**What you have to do:**
Where in the listing does the string "Global" appear? Copy every line that holds it.

**Data listing:**
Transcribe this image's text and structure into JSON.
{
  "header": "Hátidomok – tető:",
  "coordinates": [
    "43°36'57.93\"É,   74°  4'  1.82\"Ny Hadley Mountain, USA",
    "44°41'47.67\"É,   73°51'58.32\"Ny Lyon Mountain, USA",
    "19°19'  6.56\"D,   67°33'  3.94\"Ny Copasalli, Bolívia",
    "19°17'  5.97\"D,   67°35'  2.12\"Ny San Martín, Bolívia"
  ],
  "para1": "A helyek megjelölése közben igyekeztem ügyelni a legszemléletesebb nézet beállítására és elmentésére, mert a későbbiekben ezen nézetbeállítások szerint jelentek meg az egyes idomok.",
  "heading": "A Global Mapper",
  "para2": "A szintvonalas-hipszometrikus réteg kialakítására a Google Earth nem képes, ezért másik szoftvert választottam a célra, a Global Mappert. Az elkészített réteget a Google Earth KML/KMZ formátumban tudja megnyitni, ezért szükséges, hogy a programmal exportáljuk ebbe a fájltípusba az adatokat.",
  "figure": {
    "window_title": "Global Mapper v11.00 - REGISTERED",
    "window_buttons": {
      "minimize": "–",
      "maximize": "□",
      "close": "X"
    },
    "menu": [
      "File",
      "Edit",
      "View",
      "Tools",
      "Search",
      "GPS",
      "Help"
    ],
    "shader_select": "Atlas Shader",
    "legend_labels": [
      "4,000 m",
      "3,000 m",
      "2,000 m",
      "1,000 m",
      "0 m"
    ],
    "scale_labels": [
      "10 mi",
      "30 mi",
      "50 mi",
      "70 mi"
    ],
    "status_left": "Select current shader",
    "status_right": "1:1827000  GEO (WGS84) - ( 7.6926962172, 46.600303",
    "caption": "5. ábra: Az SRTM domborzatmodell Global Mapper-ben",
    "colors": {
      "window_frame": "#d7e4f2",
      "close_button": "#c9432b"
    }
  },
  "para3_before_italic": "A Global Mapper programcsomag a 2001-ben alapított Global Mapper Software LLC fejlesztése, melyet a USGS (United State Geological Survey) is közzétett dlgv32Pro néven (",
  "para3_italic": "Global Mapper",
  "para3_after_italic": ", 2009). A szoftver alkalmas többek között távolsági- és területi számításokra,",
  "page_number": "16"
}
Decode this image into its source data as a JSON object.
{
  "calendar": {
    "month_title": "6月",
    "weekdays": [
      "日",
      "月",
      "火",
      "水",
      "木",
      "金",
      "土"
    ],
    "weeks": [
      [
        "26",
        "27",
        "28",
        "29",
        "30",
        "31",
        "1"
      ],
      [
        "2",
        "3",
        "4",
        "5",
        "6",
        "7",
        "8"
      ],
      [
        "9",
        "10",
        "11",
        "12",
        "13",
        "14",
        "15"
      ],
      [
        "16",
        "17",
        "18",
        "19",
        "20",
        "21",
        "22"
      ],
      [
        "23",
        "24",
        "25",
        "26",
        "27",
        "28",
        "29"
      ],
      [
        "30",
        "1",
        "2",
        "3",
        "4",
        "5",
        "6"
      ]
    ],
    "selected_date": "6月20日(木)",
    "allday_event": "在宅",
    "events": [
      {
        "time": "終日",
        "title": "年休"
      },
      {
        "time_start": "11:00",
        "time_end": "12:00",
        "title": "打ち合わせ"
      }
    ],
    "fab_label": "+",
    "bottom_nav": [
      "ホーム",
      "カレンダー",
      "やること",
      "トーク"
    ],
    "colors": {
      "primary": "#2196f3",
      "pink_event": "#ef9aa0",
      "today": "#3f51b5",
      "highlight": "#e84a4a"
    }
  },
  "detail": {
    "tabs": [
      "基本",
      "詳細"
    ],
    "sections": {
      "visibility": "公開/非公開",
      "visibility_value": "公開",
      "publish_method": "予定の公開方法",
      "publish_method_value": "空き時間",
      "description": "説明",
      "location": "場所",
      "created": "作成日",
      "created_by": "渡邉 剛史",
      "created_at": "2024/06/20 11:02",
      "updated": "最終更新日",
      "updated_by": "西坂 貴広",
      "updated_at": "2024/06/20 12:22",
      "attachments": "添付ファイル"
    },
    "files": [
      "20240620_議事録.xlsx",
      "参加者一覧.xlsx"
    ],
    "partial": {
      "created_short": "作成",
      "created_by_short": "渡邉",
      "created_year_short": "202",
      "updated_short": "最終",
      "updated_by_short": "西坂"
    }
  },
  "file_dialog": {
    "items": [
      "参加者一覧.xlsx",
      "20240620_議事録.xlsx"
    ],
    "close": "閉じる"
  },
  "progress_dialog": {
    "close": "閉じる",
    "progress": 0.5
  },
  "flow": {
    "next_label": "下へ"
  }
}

**Solution:**
  "heading": "A Global Mapper",
  "para2": "A szintvonalas-hipszometrikus réteg kialakítására a Google Earth nem képes, ezért másik szoftvert választottam a célra, a Global Mappert. Az elkészített réteget a Google Earth KML/KMZ formátumban tudja megnyitni, ezért szükséges, hogy a programmal exportáljuk ebbe a fájltípusba az adatokat.",
    "window_title": "Global Mapper v11.00 - REGISTERED",
    "caption": "5. ábra: Az SRTM domborzatmodell Global Mapper-ben",
  "para3_before_italic": "A Global Mapper programcsomag a 2001-ben alapított Global Mapper Software LLC fejlesztése, melyet a USGS (United State Geological Survey) is közzétett dlgv32Pro néven (",
  "para3_italic": "Global Mapper",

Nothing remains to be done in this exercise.